- TASK PROMPT
The answer should be each line of the records that contains the word "invqty"; please copy them all.

- GIVEN DATA

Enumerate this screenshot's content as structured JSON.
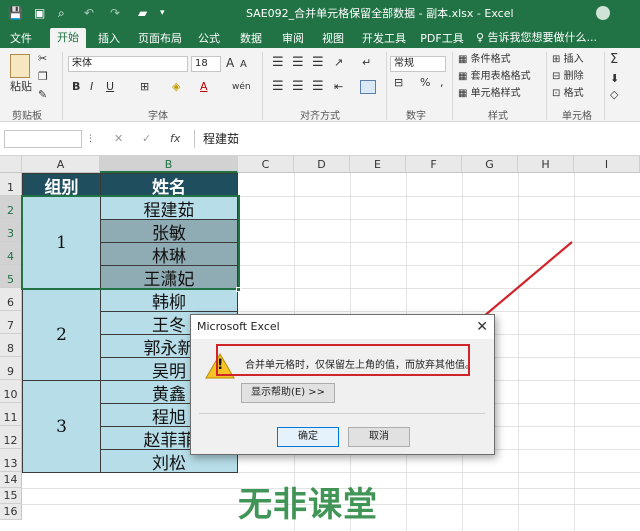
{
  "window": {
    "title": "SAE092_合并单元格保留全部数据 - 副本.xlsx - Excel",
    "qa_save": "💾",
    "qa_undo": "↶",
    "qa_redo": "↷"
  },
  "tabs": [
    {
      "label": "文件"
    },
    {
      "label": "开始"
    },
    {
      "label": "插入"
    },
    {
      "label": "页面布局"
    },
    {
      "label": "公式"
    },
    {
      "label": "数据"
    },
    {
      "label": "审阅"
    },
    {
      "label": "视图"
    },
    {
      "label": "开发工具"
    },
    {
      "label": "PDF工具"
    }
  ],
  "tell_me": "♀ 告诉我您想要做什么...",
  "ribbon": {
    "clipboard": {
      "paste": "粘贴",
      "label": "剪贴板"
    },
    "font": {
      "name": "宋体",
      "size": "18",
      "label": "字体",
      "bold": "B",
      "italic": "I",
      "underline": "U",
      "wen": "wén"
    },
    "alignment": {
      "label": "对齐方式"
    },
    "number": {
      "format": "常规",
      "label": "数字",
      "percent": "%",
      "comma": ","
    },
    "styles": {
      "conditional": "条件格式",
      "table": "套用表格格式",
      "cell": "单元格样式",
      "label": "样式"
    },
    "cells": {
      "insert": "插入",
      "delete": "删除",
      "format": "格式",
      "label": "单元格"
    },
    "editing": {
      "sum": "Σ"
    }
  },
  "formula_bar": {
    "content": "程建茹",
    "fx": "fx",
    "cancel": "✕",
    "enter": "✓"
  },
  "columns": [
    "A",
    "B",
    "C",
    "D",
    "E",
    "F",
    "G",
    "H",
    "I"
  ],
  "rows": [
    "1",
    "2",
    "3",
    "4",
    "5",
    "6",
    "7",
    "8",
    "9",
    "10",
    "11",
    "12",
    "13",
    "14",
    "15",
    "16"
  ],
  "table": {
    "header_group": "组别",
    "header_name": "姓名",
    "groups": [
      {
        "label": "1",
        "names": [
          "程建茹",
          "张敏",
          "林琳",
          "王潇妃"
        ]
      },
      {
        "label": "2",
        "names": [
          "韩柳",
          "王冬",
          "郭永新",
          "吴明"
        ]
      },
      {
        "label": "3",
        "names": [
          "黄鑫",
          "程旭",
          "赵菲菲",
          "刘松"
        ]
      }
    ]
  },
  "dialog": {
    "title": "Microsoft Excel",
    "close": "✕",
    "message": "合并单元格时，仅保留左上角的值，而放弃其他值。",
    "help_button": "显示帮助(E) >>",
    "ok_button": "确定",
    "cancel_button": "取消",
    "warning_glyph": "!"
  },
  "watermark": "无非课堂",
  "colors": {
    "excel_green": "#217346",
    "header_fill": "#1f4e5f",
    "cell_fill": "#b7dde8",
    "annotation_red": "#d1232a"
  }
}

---

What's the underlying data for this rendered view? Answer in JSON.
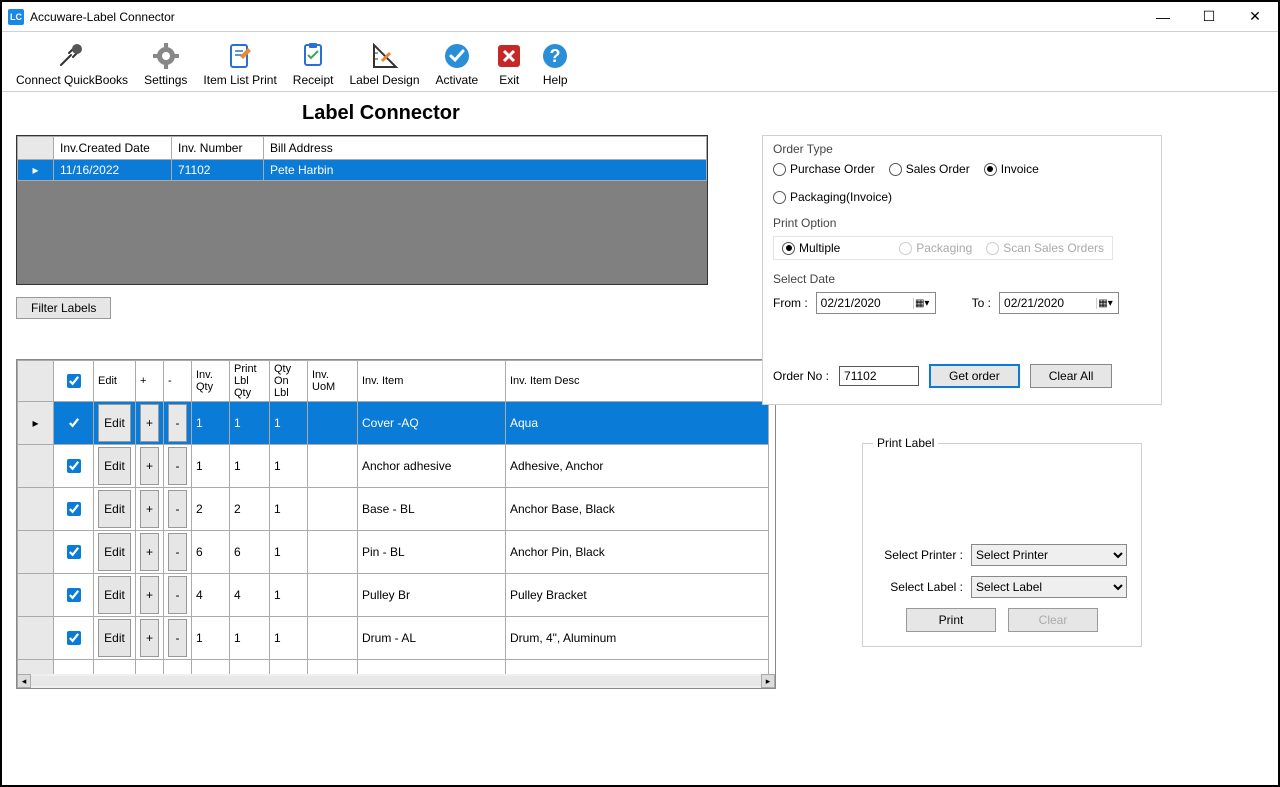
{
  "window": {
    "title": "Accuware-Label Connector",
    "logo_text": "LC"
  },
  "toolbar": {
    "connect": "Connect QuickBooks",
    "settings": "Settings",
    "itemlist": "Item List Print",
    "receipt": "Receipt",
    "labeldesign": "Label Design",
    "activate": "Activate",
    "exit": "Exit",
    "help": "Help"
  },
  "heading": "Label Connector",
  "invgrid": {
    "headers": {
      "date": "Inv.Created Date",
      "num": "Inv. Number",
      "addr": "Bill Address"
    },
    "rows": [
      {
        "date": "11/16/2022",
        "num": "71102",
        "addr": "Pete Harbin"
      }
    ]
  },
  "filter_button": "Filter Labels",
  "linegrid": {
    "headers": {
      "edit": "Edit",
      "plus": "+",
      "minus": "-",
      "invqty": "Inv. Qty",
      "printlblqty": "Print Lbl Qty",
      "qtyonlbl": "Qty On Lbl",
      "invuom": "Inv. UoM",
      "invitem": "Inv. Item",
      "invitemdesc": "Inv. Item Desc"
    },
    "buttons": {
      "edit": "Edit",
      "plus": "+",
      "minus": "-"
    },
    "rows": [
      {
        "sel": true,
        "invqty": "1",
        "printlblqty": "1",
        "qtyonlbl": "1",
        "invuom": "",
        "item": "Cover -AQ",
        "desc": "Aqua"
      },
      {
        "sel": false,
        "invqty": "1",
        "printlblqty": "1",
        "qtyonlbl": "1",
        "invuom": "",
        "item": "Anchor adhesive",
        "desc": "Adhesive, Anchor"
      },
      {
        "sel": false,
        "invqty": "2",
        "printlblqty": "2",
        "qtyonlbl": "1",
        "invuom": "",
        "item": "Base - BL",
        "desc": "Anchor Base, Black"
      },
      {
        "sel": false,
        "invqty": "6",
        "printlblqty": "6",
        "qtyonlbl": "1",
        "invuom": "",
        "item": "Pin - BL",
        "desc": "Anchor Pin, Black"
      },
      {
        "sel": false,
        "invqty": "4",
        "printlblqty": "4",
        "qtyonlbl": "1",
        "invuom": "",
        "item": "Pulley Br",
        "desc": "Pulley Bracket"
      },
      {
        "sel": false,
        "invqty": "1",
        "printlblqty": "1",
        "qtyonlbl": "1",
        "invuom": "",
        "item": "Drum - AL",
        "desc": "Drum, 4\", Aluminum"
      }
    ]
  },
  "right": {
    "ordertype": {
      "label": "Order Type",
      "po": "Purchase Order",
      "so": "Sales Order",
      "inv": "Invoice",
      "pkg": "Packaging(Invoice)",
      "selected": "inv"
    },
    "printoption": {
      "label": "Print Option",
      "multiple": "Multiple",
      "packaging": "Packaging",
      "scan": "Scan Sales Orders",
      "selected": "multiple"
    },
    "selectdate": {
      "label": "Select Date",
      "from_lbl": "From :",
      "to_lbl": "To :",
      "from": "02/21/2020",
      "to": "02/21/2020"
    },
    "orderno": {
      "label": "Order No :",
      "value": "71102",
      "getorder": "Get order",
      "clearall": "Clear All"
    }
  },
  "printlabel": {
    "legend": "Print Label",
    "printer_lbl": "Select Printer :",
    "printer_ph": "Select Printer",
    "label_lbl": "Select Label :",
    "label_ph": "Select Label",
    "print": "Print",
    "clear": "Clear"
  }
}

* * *

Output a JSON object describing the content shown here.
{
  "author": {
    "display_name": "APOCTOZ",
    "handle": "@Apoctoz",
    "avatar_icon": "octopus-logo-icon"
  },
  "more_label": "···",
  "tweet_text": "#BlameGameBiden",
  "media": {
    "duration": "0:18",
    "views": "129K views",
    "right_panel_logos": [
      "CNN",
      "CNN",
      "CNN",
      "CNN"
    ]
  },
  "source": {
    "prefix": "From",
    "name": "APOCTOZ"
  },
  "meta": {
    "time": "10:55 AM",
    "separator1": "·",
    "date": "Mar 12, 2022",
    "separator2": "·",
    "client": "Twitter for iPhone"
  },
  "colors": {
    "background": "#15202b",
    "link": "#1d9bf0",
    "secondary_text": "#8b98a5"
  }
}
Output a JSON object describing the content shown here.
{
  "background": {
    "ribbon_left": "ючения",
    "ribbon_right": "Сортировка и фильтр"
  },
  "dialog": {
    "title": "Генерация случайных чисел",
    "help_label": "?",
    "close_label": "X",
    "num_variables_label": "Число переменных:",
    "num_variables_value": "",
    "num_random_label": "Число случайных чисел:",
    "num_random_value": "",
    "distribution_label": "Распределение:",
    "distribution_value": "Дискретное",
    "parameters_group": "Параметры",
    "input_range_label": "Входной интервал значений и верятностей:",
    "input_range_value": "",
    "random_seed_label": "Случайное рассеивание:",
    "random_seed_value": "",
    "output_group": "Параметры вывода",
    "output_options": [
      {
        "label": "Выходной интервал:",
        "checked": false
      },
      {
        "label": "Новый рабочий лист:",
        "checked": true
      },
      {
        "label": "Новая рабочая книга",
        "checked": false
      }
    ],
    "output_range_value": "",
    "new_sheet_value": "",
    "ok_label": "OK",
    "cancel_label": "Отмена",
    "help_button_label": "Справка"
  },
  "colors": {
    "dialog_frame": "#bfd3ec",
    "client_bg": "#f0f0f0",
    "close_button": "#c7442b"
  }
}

- TASK ANSWER
      "invqty": "Inv. Qty",
        "invqty": "1",
        "invqty": "1",
        "invqty": "2",
        "invqty": "6",
        "invqty": "4",
        "invqty": "1",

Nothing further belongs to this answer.